Now is not the time for inaction and diversion. Humans must directly tackle this most serious and intractable problem.
Why do we not respond to the crisis?
Today we are faced with multiple interrelated crises. For example, the threat of catastrophic climate change or equally catastrophic thermonuclear war, as well the threat of widespread famine. These threats to human existence and to the biosphere demand a prompt and rational response; but because of institutional and cultural inertia, we are failing to take the steps that are necessary to avoid disaster.
Only immediate action can save the future
Immediate action to halt the extraction of fossil fuels and greatly reduce the emission of CO2 and other greenhouse gasses is needed to save the long-term future of human civilization and the biosphere.
At the opening ceremony of United Nations-sponsored climate talks in Katowice, Poland, (COP24), Sir David Attenborough, a renowned environmentalist worldwide, spoke honestly and directly about this grave problem.
“Right now, we are facing a man-made disaster of global scale. Our greatest in thousands of years. Climate change. If we don’t take action, the collapse of our civilizations and the extinction of much of the natural world is on the horizon. The world’s people have spoken. Their message is clear. Time is running out. They want you, the decision-makers, to act now.”
Antonio Guterres, UN Secretary-General, said climate change was already “a matter of life and death” for many countries. He added that the world is “nowhere near where it needs to be” on the transition to a low-carbon economy.
Swedish student Greta Thunberg is a 16-year-old who has launched a climate protest movement in her country.
She said, in a short but very articulate speech after that of UN leader Antonio Guterres:

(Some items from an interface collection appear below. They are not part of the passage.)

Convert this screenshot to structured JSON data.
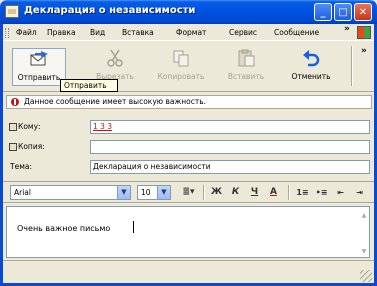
{
  "window": {
    "title": "Декларация о независимости"
  },
  "menu": {
    "items": [
      "Файл",
      "Правка",
      "Вид",
      "Вставка",
      "Формат",
      "Сервис",
      "Сообщение"
    ],
    "overflow": "»"
  },
  "toolbar": {
    "send": "Отправить",
    "cut": "Вырезать",
    "copy": "Копировать",
    "paste": "Вставить",
    "undo": "Отменить",
    "overflow": "»"
  },
  "tooltip": {
    "text": "Отправить"
  },
  "infobar": {
    "text": "Данное сообщение имеет высокую важность."
  },
  "header": {
    "to_label": "Кому:",
    "to_value": "1 3 3",
    "cc_label": "Копия:",
    "cc_value": "",
    "subject_label": "Тема:",
    "subject_value": "Декларация о независимости"
  },
  "format": {
    "font": "Arial",
    "size": "10",
    "buttons": [
      "Ж",
      "К",
      "Ч",
      "А"
    ]
  },
  "body": {
    "text": "Очень важное письмо"
  },
  "colors": {
    "titlebar": "#0054e3",
    "window_bg": "#ece9d8",
    "importance_icon": "#c41212",
    "recipient": "#c41212"
  }
}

“Some people say that I should be in school instead. Some people say that I should study to become a climate scientist so that I can ‘solve the climate crisis’. But the climate crisis has already been solved. We already have all the facts and solutions.”
She added: “Why should I be studying for a future that soon may be no more, when no one is doing anything to save that future? And what is the point of learning facts when the most important facts clearly mean nothing to our society?”
Thunberg continued: “Today we use 100 million barrels of oil every single day. There are no politics to change that. There are no rules to keep that oil in the ground. So we can’t save the world by playing by the rules. Because the rules have to be changed.”
She concluded by saying that “since our leaders are behaving like children, we will have to take the responsibility they should have taken long ago.”
Our responsibility to future generations and the biosphere
All of the technology needed for the replacement of fossil fuels by renewable energy is already in place. In 2016, they supplied 24 per cent of electric generation energy, increasing by about 6%. And they are growing rapidly. Because of the remarkable properties of exponential growth, this will mean that renewables will soon become a major supplier of the world’s energy requirements — despite bitter opposition from the fossil fuel industry.
Both wind and solar energy can now compete economically with fossil fuels. This situation will become even more pronounced if more countries put a tax on carbon emissions, as Finland, the Netherlands, Norway, Costa Rica, the United Kingdom and Ireland already have done.
Much research and thought have also been devoted to the concept of a steady-state economy. The only thing that is lacking is political will. It is up to the people of the world to make their collective will felt.
History has given to our generation an enormous responsibility towards future generations. We must achieve a new kind of economy, a steady-state economy. We must stabilise the global population. We must replace fossil fuels with renewable energy. We must abolish nuclear weapons. We must end the institution of war.
We must reclaim democracy in our own countries when it has been lost. We must replace nationalism by a just system of international law. We must prevent the degradation of the earth’s environment. We must act with dedication and fearlessness to save the future of the earth for human civilization and for the plants and animals with which we share the gift of life.
Hope: We can still change
Here is what Greta Thunberg says about hope:
“And yes, we do need hope. Of course, we do. But the one thing we need more than hope is action. Once we start to act, hope is everywhere. So instead of looking for hope, look for action. Then and only then, hope will come today.”
John Scales Avery is a theoretical chemist at the University of Copenhagen. He is noted for his books and research publications in quantum chemistry, thermodynamics, evolution, and history of science. Since 1990 he has been the Chairman of the Danish National Group of Pugwash Conferences on Science and World Affairs (Nobel Peace Prize, 1995).